There remains to be considered another very important result caused by the laborious, protracted, and vital-force wasting digestion of starch and cereals. Constipation has always been recognised as destructive to the well-being of our physical condition. Dr. Abernethy, a hundred years ago, proclaimed three prime rules of health : "Keep the head cool, keep the feet warm, and keep the bowels open." When we eat such foods as are adapted to stomach digestion, the nutritive value of the food is largely assimilated while still in the stomach; and, when the residue is passed on to the intestines, what nourishing element still remains is soon absorbed into the circulation, and the remaining portion easily and quickly discharged from the bowels. There is a force or power controlling the vital processes of our organisms, that seems instinct with life, and to work with intelligent design. When foods are taken into the system which are difficult of digestion, and when this process is delayed hours beyond what is necessary or natural, this mysterious something, that watches over our animal economy, insists first and foremost that our bodies be furnished with nutrition; our very life depends upon it; and if food has been taken that gives up its nutrition tardily and with difficulty, this mysterious something (Nature) insists upon retaining such food until its nutriment is absorbed; and when this is accomplished there results lethargy, and a sluggish vitality unable to expel the residue from the body. I consider cereals and starch foods the father-and-mother of constipation.

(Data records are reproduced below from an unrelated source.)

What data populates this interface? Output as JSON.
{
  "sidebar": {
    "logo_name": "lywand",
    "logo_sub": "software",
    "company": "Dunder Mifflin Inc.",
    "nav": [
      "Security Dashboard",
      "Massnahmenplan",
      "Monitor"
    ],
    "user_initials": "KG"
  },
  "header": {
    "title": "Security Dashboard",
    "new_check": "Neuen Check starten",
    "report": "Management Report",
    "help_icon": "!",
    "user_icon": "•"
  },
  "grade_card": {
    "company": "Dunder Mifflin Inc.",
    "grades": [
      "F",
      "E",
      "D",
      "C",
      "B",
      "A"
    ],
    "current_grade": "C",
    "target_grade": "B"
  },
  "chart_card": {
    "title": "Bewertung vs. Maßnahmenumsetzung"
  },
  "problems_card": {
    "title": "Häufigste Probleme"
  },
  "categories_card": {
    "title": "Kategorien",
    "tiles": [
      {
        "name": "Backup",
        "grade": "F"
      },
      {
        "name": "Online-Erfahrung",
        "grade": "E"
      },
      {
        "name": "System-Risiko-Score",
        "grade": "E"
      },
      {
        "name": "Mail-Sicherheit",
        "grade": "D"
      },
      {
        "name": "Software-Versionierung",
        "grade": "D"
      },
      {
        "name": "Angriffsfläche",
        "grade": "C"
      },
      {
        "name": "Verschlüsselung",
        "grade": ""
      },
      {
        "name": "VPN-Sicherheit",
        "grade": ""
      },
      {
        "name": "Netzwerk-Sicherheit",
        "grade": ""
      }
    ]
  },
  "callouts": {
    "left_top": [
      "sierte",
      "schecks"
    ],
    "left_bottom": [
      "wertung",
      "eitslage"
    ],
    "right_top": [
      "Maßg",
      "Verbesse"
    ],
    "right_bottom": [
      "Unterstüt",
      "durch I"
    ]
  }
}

I pray my brothers and sisters in food reform to spare themselves a resort to innuendo, sarcasm, or to personal epithets or anathema. I have but one aim - to know the Truth. Having retired from the practice of medicine, Mrs. Uensmore and I have no patients to seek, no books to sell, and through patients or books or this discussion not a shilling to gain; and I shall endeavour not to be deterred from the investigation of a Truth, however unpopular, and however severe the epithets that may be hurled at me.